As indicated in a recent Readers’ Forum (Clearance Clarification), HMRC sometimes place a caveat on statutory clearances, e.g. that the notification ‘does not extend to the sale or liquidation of Newco’.

However, the sale or liquidation of Newco will not normally be contemplated when the clearance application is made for the reorganisation, and is not the subject of the application in any event, so it is probably unsurprising that HMRC’s clearance notification does not extend that far.

Life in the real world

In the case mentioned, HMRC’s clearance adviser said that he would grant clearance if the vendors could produce a letter from the purchasers, confirming that the proposed transactions were at the purchaser’s insistence.
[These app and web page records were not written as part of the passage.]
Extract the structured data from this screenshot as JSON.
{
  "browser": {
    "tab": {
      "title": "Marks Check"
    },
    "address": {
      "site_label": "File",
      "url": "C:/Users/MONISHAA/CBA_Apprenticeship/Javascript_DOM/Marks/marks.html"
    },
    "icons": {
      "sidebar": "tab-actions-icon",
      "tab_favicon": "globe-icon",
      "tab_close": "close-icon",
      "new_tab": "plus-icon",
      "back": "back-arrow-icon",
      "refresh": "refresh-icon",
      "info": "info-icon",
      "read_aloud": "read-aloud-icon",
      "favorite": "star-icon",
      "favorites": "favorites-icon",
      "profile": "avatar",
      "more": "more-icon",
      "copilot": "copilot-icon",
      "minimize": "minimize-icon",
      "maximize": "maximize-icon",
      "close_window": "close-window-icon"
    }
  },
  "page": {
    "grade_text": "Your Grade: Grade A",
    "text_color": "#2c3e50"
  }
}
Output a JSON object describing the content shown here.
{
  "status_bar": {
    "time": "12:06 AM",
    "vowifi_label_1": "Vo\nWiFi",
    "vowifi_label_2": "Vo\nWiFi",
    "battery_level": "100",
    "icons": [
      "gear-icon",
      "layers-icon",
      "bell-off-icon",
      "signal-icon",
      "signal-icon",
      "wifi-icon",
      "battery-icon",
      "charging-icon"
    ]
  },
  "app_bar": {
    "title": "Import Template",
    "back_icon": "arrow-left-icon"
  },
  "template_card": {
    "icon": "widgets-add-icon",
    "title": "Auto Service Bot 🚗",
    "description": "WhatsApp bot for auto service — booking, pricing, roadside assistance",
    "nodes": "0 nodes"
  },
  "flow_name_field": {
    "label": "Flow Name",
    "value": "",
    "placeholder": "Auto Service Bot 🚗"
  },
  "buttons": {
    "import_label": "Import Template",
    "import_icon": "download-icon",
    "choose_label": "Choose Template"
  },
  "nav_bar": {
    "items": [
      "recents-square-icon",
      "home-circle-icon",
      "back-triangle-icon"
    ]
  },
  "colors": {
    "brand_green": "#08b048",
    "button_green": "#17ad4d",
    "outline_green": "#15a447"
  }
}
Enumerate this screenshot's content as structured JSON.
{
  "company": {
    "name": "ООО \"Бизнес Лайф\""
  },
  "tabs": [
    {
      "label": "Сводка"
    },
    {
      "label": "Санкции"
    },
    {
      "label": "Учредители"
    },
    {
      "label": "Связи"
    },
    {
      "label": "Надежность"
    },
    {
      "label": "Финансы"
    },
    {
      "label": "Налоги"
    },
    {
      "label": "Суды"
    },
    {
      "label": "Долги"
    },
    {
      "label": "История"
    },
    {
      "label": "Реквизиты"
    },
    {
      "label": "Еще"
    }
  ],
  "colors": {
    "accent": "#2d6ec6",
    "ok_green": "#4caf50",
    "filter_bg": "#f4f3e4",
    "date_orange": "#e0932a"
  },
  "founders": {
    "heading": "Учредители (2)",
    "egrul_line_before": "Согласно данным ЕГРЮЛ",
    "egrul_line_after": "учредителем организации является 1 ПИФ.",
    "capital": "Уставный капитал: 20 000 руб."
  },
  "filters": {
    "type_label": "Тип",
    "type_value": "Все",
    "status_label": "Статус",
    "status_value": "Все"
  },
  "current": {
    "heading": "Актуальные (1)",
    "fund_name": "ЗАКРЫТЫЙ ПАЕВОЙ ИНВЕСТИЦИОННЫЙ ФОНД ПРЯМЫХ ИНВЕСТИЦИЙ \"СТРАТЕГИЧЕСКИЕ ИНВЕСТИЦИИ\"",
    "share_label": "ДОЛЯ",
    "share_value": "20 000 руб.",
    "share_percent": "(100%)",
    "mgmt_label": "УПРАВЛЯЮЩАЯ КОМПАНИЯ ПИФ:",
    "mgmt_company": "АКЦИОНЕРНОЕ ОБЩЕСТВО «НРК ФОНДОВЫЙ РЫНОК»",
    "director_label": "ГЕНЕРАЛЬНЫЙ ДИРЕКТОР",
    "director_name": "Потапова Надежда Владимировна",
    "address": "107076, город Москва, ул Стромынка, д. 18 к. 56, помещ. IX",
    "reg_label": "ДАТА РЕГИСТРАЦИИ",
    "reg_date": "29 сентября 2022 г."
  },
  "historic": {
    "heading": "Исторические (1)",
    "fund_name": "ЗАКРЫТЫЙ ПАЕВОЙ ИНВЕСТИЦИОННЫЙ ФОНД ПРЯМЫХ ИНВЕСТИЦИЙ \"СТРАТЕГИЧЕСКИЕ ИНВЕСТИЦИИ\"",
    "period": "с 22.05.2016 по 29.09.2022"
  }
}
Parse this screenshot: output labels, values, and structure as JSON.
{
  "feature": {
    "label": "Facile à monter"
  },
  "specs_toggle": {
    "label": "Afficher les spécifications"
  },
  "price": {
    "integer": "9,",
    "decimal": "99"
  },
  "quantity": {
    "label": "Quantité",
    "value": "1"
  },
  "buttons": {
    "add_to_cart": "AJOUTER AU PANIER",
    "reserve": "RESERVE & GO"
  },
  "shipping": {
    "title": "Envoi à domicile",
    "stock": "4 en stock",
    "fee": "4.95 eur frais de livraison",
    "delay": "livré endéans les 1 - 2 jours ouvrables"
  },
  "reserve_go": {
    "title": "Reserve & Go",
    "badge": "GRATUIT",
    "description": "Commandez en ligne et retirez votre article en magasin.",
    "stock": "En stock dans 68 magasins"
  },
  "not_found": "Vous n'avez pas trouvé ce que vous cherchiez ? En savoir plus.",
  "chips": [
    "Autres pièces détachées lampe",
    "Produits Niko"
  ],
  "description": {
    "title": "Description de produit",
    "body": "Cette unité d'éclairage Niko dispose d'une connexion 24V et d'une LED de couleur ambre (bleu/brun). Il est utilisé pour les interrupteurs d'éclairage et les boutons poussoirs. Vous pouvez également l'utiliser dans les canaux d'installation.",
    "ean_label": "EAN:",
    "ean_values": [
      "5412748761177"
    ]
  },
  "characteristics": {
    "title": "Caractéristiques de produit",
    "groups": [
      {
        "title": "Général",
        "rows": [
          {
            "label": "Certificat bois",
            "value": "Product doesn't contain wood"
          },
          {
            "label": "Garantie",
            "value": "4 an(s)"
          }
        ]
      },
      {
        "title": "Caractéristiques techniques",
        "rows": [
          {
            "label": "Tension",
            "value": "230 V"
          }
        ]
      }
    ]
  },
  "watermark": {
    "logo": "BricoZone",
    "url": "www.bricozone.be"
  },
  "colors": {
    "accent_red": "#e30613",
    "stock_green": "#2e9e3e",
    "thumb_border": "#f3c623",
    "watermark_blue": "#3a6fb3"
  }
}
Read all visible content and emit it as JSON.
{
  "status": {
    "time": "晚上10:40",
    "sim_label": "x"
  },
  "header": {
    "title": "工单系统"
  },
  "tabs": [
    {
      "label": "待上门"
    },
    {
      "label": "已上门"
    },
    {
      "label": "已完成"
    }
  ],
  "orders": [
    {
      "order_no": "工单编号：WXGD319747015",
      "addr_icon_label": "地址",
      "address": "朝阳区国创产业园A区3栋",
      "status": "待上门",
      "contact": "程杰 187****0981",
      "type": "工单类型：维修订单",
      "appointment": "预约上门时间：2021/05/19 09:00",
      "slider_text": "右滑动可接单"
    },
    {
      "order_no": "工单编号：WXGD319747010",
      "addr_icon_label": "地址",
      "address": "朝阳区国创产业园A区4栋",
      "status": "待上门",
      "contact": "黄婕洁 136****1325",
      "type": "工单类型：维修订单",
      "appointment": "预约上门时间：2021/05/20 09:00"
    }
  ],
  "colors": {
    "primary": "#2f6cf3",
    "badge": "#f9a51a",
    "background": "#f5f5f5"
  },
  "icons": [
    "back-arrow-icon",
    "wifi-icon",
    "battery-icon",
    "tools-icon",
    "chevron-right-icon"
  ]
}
Both sides were slightly bemused by this request. However, the business sale was subject to a tight timescale.

There was no time for the vendor’s advisers to challenge the validity of HMRC’s request.

It was therefore with some trepidation that they contacted the purchaser’s advisers and explained the situation, in the hope of securing the purchaser’s cooperation. Thankfully, the purchasers duly produced a letter for HMRC’s benefit.

The letter effectively verified that what HMRC had been told about the proposed transactions was complete and correct. After a long and unforeseen delay, HMRC finally granted a positive clearance.

Is it right and proper that the vendor should be required to establish the purchaser’s reasons for undertaking a business transaction in a particular way? On the basis that the clearance application relates to the vendor, and that the conditions for clearance must be satisfied by the vendor, the answer must seemingly be no.

If that is wrong, how likely is it that the commerciality test will not be satisfied in an arm’s length transaction with an unconnected third party? As pointed out by the Special Commissioner in Lloyd [2008] SpC 672:

‘The issues for me are first whether the transaction was carried out for bona fide commercial reasons; it is not whether it was a bona fide commercial transaction, which is more objective’.

The above scenario is based on a real case. No doubt many other advisers will have their own stories about clearance applications which have been unduly protracted and difficult. Business sales are often stressful and subject to strict timetables.

The adviser may not have time to argue with HMRC, and there is no formal mechanism to appeal against HMRC’s refusal to give statutory clearance. Some business deals will not be structured as HMRC would prefer.

Doubtless some will be virtually forced into considering deals that would not have been contemplated a year or two ago. HMRC needs to be aware of the changing business climate when considering issues of commerciality in clearance applications.

The above article was first published in Taxation, 7 May 2009.